33 Second Vatican Council, Dignitatis Humanae, §7. See John C. Murray, “The Declaration on Religious Freedom,” in Bridging the Sacred and the Secular: Selected Writings of John Courtney Murray, S.J., ed. J. Leon Hooper (Washington, DC: George Washington University Press, 1994). Murray's essay is also available online at the Woodstock Murray archives,

34 Leo XIII, Rerum Novarum, §§ 50–52.

35 John XXIII, Pacem in Terris, § 14.

36 Second Vatican Council, Dignitatis Humanae, § 2 (citation omitted).

37 Lactantius, Divine Institutes, book 4, chapter 28.

38 Ibid., book 5, chapter 19.

39 It does make an appearance in the Catechism of the Catholic Church, 2nd ed. (Vatican City: Libreria Editrice Vaticana, 2000), §§ 2084–135.

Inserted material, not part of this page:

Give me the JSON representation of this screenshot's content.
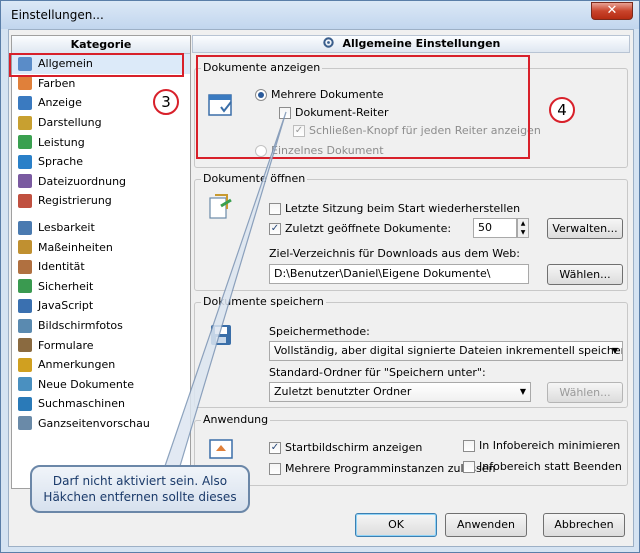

40 Thomas Aquinas gives two accounts of religion in the Summa Theologiae. In the first part of part II, questions 80–81, he treats it as a natural rather than a theological virtue. In the first part of part II, questions 98–103, he covers it quite differently, here in terms of the historical succession of laws, from the natural law, human positive law, and Mosaic law. Aquinas, Summa Theologiae, part I-II, questions 80–81, part I-II, questions 98–103. It is a complicated topic because while Aquinas recognizes a natural duty to give due to God he does not hold that there is any such thing as a natural religion.

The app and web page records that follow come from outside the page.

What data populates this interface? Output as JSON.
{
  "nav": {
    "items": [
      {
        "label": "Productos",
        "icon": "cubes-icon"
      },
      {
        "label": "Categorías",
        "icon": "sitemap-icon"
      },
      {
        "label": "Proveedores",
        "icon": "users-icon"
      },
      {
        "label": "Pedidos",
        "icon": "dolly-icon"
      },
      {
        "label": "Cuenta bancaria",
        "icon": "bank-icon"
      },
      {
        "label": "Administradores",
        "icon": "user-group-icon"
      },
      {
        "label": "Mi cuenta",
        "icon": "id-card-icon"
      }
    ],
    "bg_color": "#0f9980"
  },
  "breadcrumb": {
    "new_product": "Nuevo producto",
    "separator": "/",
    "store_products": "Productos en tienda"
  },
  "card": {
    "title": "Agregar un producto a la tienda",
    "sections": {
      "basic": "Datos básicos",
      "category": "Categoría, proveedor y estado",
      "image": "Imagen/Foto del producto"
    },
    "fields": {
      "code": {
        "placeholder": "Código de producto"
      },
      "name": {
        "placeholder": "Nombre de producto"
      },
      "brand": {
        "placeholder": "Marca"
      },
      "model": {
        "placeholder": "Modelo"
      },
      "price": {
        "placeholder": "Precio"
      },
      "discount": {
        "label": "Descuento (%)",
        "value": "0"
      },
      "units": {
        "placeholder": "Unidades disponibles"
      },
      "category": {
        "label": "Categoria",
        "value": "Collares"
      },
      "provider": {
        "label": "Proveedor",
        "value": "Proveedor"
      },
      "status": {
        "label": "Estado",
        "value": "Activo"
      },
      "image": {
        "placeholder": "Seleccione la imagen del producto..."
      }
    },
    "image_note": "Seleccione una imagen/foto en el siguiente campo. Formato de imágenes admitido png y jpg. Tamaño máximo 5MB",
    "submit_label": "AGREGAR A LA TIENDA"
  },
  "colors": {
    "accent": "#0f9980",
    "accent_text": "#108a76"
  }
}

41 Epictetus, The Golden Sayings of Epictetus, The Harvard Classics: 1909–14, ed. Charles Eliot, trans. Hastings Crossley (New York: Collier & Sons, 1909), vol. 2, part 2, § 1.

42 Aquinas, Summa Theologiae, I-II, question 94, article 2.

43 Second Vatican Council, Dignitatis Humanae, § 3.

44 Bradley, Gerard V., “Pope John Paul II and Religious Liberty,” Ave Maria Law Review 6, no. 1 (2007): 3359Google Scholar. Not only is this is a very lucid article on Dignitatis Humanae, but it alerted me to the importance of Ratzinger's work in Dominus Iesus.

45 Congregation for the Doctrine of the Faith, Dominus Iesus [Declaration on the unicity and salvific universality of Jesus Christ and the Church]. (August 6, 2000), § 7, quoting John Paul II, Fides et Ratio [Encyclical on the relationship between faith and reason] (September 14, 1998), § 13. In Fides et Ratio, John Paul observes that “All men and women, as I have noted, are in some sense philosophers and have their own philosophical conceptions with which they direct their lives. In one way or other, they shape a comprehensive vision and an answer to the question of life's meaning; and in the light of this they interpret their own life's course and regulate their behaviour.” John Paul II, Fides et Ratio, § 30. And, what is relevant to Dignitatis Humanae part one, that they do so both by a personal quest and within communal traditions: “On the one hand, the knowledge acquired through belief can seem an imperfect form of knowledge, to be perfected gradually through personal accumulation of evidence; on the other hand, belief is often humanly richer than mere evidence, because it involves an interpersonal relationship and brings into play not only a person's capacity to know but also the deeper capacity to entrust oneself to others, to enter into a relationship with them which is intimate and enduring.” John Paul II, Fides et Ratio, § 32. Together, and applied to Dignitatis Humanae (1) the natural inclination to know the truth about God is a kind of natural philosophical act, but not necessarily a scientific one; (2) its formation is ordinarily in the context of communication with others.

46 Pius XII, Mystici Corporis [Encyclical on the mystical body of Christ] (June 29, 1943); Second Vatican Council, Lumen Gentium [Dogmatic Constitution on the Church] (November 21, 1964).

47 Second Vatican Council, Dignitatis Humanae, §§ 4–6.

48 Paul VI, “Address of Pope Paul the VI during the Last General Meeting of the Second Vatican Council,” (Vatican City, December 7, 1965).